By Hannah Rappleye, NBC News
PHILADELPHIA — On some days, Yolanda Williams says she wonders why it’s so hard to stay alive. “I’m working as hard as I can. Every time I talk to my boss I ask, ‘Is there any more work?’”
Williams works part-time as a home-health aide so that she can also attend the Kaplan school to study medical billing. For about 17 hours a week of work, at $10 an hour, she takes home about $298 every two weeks, which she uses to support her disabled husband and her 21-year-old daughter, both of whom are unemployed.
“I’m trying to go to school so I can get a better job, so I can get off welfare,” added Williams, who receives food stamps and Medicaid. “If that means I have to be on the bus 24 hours a day, I’ll do it.”
Her weekly toil – which includes nearly 30 hours on buses – underscores one of the truths of life for the millions of American living with poverty: it’s expensive to be poor.
Williams and her family live in north Philadelphia. She spends her check only on the essentials: rent, gas and electric, bus passes, a phone. She doesn’t have cable or internet.
“If you own a home, plus childcare, plus commuting costs you can be well above poverty and still not be able to make ends meet,” said Professor Scott Allard, an expert in poverty and the social safety net at University of Chicago. “You’re not doing anything wrong. You’re playing by the rules but you’re not making it.”
I just finished reading the draft of a speech the President plans to deliver on Wednesday, and I want to explain why it’s one worth checking out.
Eight years ago, not long after he was elected to the United States Senate, President Obama went to Knox College in his home state of Illinois where he laid out his economic vision for the country. It’s a vision that says America is strongest when everybody’s got a shot at opportunity – not when our economy is winner-take-all, but when we’re all in this together.

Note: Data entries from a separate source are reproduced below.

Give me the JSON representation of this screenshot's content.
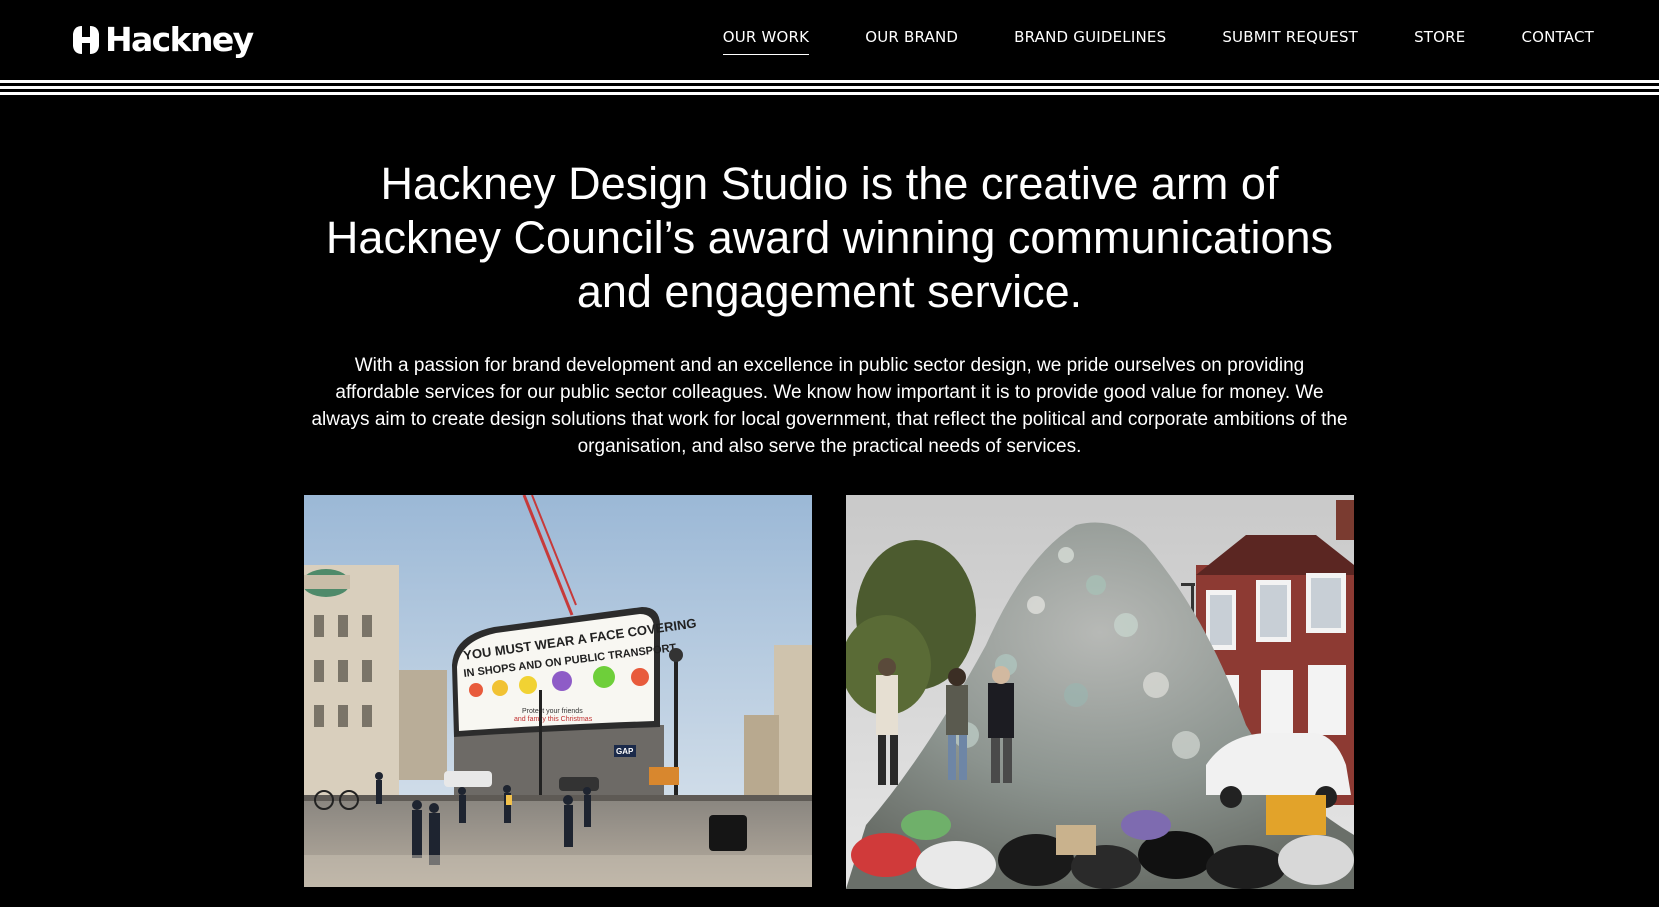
{
  "header": {
    "logo_text": "Hackney",
    "nav": [
      {
        "label": "OUR WORK",
        "active": true
      },
      {
        "label": "OUR BRAND",
        "active": false
      },
      {
        "label": "BRAND GUIDELINES",
        "active": false
      },
      {
        "label": "SUBMIT REQUEST",
        "active": false
      },
      {
        "label": "STORE",
        "active": false
      },
      {
        "label": "CONTACT",
        "active": false
      }
    ]
  },
  "hero": {
    "headline_lines": [
      "Hackney Design Studio is the creative arm of",
      "Hackney Council’s award winning communications",
      "and engagement service."
    ],
    "intro_lines": [
      "With a passion for brand development and an excellence in public sector design, we pride ourselves on providing",
      "affordable services for our public sector colleagues. We know how important it is to provide good value for money. We",
      "always aim to create design solutions that work for local government, that reflect the political and corporate ambitions of the",
      "organisation, and also serve the practical needs of services."
    ]
  },
  "gallery": {
    "billboard": {
      "headline_lines": [
        "YOU MUST WEAR A FACE COVERING",
        "IN SHOPS AND ON PUBLIC TRANSPORT"
      ],
      "footer_line_1": "Protect your friends",
      "footer_line_2": "and family this Christmas",
      "shop_sign": "GAP"
    }
  },
  "colors": {
    "background": "#000000",
    "text": "#ffffff"
  }
}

Revisiting that speech, it’s clear that it sowed the seeds of a consistent vision for the middle class he’s followed ever since. It’s a vision he carried through his first campaign in 2008, it’s a vision he carried through speeches like the one he gave at Georgetown University shortly after taking office that imagined a new foundation for our economy and one in Osawatomie, Kansas on economic inequality in 2011 — and it’s a vision he carried through his last campaign in 2012.
New research boosts the “use it or lose it” theory about brainpower and staying mentally sharp. People who delay retirement have less risk of developing Alzheimer’s disease or other types of dementia, a study of nearly half a million people in France found.

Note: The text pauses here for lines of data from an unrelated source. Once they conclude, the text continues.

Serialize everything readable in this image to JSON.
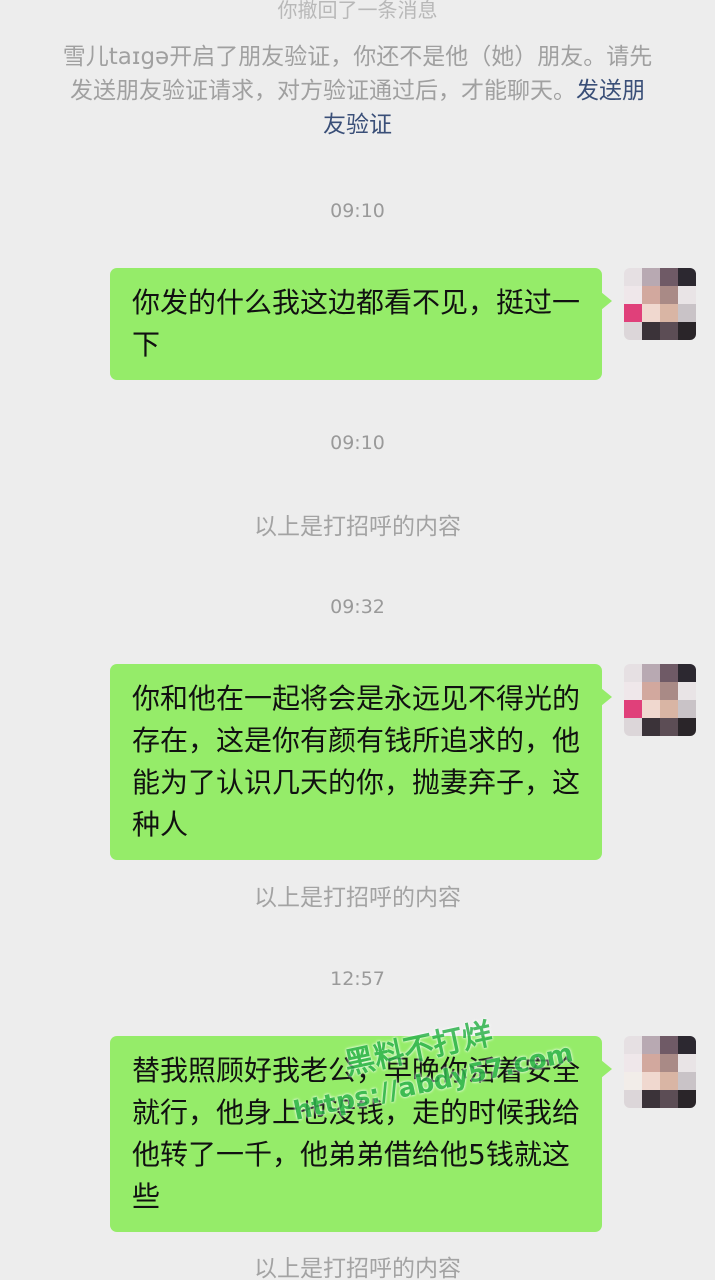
{
  "header": {
    "top_cutoff_text": "你撤回了一条消息"
  },
  "notice": {
    "text": "雪儿taɪgə开启了朋友验证，你还不是他（她）朋友。请先发送朋友验证请求，对方验证通过后，才能聊天。",
    "link": "发送朋友验证"
  },
  "chat": {
    "time_1": "09:10",
    "message_1": "你发的什么我这边都看不见，挺过一下",
    "time_2": "09:10",
    "system_1": "以上是打招呼的内容",
    "time_3": "09:32",
    "message_2": "你和他在一起将会是永远见不得光的存在，这是你有颜有钱所追求的，他能为了认识几天的你，抛妻弃子，这种人",
    "system_2": "以上是打招呼的内容",
    "time_4": "12:57",
    "message_3": "替我照顾好我老公，早晚你活着安全就行，他身上也没钱，走的时候我给他转了一千，他弟弟借给他5钱就这些",
    "system_3": "以上是打招呼的内容"
  },
  "watermark": {
    "line1": "黑料不打烊",
    "line2": "https://abdy57.com"
  },
  "colors": {
    "bubble_green": "#95ec69",
    "background": "#ededed",
    "link": "#3a4f78"
  }
}
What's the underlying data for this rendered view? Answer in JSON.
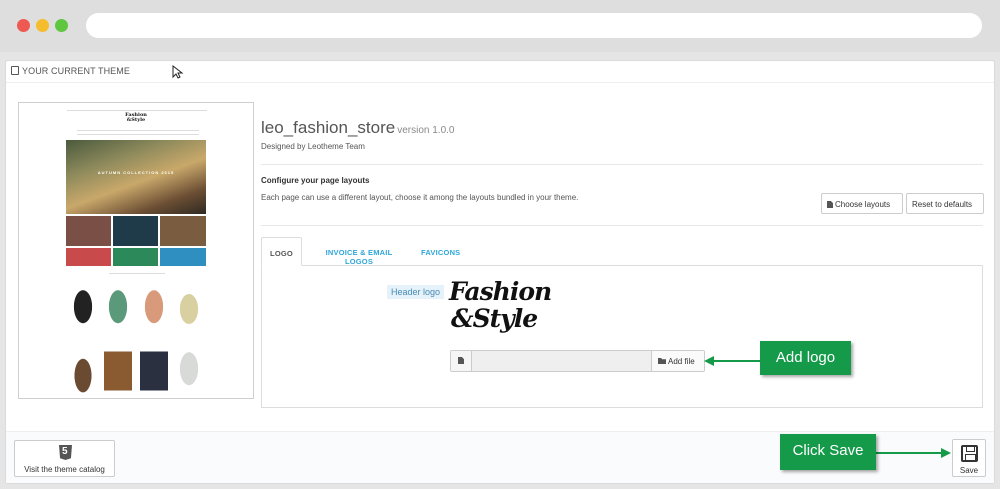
{
  "panel": {
    "heading": "YOUR CURRENT THEME"
  },
  "preview": {
    "logo_line1": "Fashion",
    "logo_line2": "&Style",
    "hero_text": "AUTUMN COLLECTION 2015"
  },
  "theme": {
    "name": "leo_fashion_store",
    "version": "version 1.0.0",
    "designer": "Designed by Leotheme Team"
  },
  "layouts": {
    "title": "Configure your page layouts",
    "description": "Each page can use a different layout, choose it among the layouts bundled in your theme.",
    "choose_label": "Choose layouts",
    "reset_label": "Reset to defaults"
  },
  "tabs": [
    {
      "label": "LOGO",
      "active": true
    },
    {
      "label": "INVOICE & EMAIL LOGOS",
      "active": false
    },
    {
      "label": "FAVICONS",
      "active": false
    }
  ],
  "logo_tab": {
    "field_label": "Header logo",
    "logo_line1": "Fashion",
    "logo_line2": "&Style",
    "file_value": "",
    "add_file_label": "Add file"
  },
  "footer": {
    "catalog_label": "Visit the theme catalog",
    "save_label": "Save"
  },
  "callouts": {
    "add_logo": "Add logo",
    "click_save": "Click Save"
  },
  "colors": {
    "accent_link": "#2fa6d9",
    "callout_green": "#159a4a",
    "label_bg": "#e5f2f9"
  },
  "icons": [
    "html5-icon",
    "save-icon",
    "document-icon",
    "folder-open-icon",
    "mouse-cursor-icon"
  ]
}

It’s by far the largest study to look at this, and researchers say the conclusion makes sense. Working tends to keep people physically active, socially connected and mentally challenged — all things known to help prevent mental decline.
She led the study and gave results Monday at the Alzheimer’s Association International Conference in Boston.
About 35 million people worldwide have dementia, and Alzheimer’s is the most common type. In the U.S., about 5 million have Alzheimer’s — 1 in 9 people aged 65 and over. What causes the mind-robbing disease isn’t known and there is no cure or any treatments that slow its progression.
BY STEPHANIE CONDON
A comprehensive immigration reform bill passed with strong support in the Senate on Thursday, bringing Washington one step closer to accomplishing a major milestone that both Democrats and Republicans have long sought.
Now, however, the bill goes to the House, where, at best, it faces significant headwinds.
The measure passed 68 to 32, with Vice President Joe Biden presiding over the Senate chamber and the senators all casting their votes from their desks. Senators are rarely seated at their desks for votes — the largely symbolic move is typically reserved for confirming Supreme Court nominees or major votes, such as the 2010 Affordable Care Act vote or the 2011 resolution commending troops and the intelligence community for the killing of Osama bin Laden.
Fourteen Republicans joined 52 Democrats and two Independents in voting for the bill, including Sen. Jeffrey Chiesa, R-N.J., the Republican who was appointed to his seat this month after the death of Sen. Frank Lautenberg, D-N.J. No Democrats voted against the bill.
After the legislation passed, President Obama released a statement commending the Senate and urging the public to lobby the House to pass some version of the bill.
“As this process moves forward, I urge everyone who cares about this issue to keep a watchful eye,” he said. “Now is the time when opponents will try their hardest to pull this bipartisan effort apart so they can stop commonsense reform from becoming a reality. We cannot let that happen.”
Roughly 150 people died from work-related illness or injury per day in 2011, according to a new report the AFL-CIO released on Tuesday. Fatal workplace injuries claimed 13 lives per day, while work-related illness and disease killed an additional 137 people daily.
Although occupational fatality rates have trended downward in the years since the passage of the Occupational Safety and Health Act of 1970, the gradual improvement of workplace safety seems to have halted in recent years.
“After years of steady decline, for the past three years the job fatality rate has essentially been unchanged,” according to the report.